They also discussed the investigation to determine the fate of about 10,000 missing people in the disputed territories alone, including the Ezidis and Turkmens enslaved by the extremist militants of ISIS.
Another issue as stated in the government program is Kurdish education posts and offices outside the Kurdistan Region to be funded by the Iraqi ministry of education, a constant demand of Kurdish education teachers, especially in Kirkuk.
The cabinet of Sudani has decided to set up a committee to evaluate the work of acting ministers, directors and governors within six months and take legal action against those involved in corruption.
In Kirkuk and other parts of the disputed territories, dozens of posts have been held by acting governors and directors for five years and have not been filled permanently.
According to the second theme of the ministerial program regarding the political agreement made up of 11 points, the government to take all measures to old elections for the Kirkuk provincial council along with other Iraqi provinces, according to a law in force, in less than a year after the formation of the government.
The Iraqi provincial councils were terminated at the end of 2019 according to the amendment to the provincial council elections law (No. 12 of 2018) by the parliament and no date has been fixed for provincial council elections.
Other points include early elections, amendments to the Federal Court laws, Article 26 of the National Card Law and minorities, and the cancellation of decisions of the Saddam Hussein Revolutionary Leadership Council, some of which relate to the disputed areas, including agricultural lands.

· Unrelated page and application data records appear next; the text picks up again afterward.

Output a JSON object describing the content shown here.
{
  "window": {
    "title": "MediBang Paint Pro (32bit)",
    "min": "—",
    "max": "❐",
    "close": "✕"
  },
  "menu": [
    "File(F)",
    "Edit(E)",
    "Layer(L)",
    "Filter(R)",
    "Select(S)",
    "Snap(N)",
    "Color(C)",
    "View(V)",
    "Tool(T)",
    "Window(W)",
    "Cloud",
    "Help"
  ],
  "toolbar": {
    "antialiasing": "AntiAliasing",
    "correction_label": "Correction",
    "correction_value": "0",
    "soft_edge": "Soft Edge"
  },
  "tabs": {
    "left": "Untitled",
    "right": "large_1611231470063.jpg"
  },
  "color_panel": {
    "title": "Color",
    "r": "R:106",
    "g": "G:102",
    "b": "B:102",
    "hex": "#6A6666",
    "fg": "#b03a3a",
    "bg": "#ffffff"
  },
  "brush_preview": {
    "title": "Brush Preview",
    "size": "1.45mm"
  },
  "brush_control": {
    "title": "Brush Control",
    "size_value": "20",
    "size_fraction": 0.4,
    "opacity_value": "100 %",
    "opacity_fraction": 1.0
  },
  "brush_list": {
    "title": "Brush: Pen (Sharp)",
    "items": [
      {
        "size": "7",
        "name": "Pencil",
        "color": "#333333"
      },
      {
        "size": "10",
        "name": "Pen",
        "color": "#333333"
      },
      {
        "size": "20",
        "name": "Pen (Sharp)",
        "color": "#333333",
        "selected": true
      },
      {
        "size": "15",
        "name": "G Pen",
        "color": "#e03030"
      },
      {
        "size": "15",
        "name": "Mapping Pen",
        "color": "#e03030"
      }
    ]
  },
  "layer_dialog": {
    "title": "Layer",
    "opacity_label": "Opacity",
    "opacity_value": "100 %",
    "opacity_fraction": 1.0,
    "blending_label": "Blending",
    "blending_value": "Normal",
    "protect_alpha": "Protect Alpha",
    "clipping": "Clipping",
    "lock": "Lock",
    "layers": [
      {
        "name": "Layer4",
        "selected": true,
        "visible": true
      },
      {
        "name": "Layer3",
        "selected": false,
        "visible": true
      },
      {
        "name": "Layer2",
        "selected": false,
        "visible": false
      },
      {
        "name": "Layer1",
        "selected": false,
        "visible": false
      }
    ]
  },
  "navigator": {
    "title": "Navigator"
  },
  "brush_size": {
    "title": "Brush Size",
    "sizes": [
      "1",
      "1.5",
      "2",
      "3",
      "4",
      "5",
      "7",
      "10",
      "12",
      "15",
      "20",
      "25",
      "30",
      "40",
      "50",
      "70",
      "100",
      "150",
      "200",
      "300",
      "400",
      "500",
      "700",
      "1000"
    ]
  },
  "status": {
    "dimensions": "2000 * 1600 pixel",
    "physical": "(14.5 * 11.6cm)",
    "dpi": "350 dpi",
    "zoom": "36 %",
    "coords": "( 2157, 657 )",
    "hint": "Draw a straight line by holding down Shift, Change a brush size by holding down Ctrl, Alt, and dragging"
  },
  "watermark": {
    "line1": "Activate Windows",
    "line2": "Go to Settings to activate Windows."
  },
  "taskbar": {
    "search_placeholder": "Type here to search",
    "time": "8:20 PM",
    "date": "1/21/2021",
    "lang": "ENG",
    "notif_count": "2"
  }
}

Agricultural lands are one of the most challenges in Kirkuk province and other disputed areas. These issues have not yet been fully resolved and occasionally cause conflict and problems in different areas insce 2003 when the Iraqi regime led by Saddam Hussein was toppled..
The structure of government
In the cabinet of Sudani, voting for two ministries has been postponed and so far 21 ministers have been appointed and given confidence, some of them in the disputed territories and three women have received ministerial posts.
Kirkuk has two ministers, Nineveh two ministers, Diyala and Salahaddin one minister.
Mohammed Ali Tamim, leader of the Taqadum party, led by Speaker Mohammed Halbusi, received confidence as deputy prime minister and planning minister.
Tamim, 48, a Sunni Arab from Hawija district of Kirkuk province, holds a doctorate in international relations. He was the minister of education in 2010. He was elected to the first, third, fourth and fifth sessions of the Iraqi parliament.
The Iraqi Ministry of Justice went to Khalid Salam Shuani as the candidate of the Patriotic Union of Kurdistan PUK.
Shuwani, 47, from Kirkuk, holds a doctorate in law. His last post was the Kurdistan Regional Government's minister for negotiations with Baghdad. He served as lawmaker in two sessions and worked as adviser to the Iraqi president Fouad Massoum.
The Turkmen community has received one ministry and is trying to get another. For the first time, one of their candidates became defense minister, Sabbath Abbasi, 59, from Nineveh, who holds a bachelor's degree in military science and has served two terms in parliament.
Ahmad Fakak, 61, who holds a doctorate in political history and has previously held several positions, including minister of higher education, has a number of books of poetry and stories, has been appointed as minister of culture.
Ivan Yakub Jaber, a Christian, who resigned from the previous cabinet until the parliamentary elections, was re-elected as the youngest minister in the new cabinet.
Taif Sami, born in 1963 in Baghdad, has been the deputy minister of finance since 2019. She holds a bachelor's degree in administration and economics and was director of the budget office at the Ministry of Finance.
The Ministry of Communications was filled by Ayan Aboud. Born in 1967 in Baghdad, she holds a doctorate in communications engineering and has previously held several positions, including advisor to the minister of communications from 2007 up to 2021.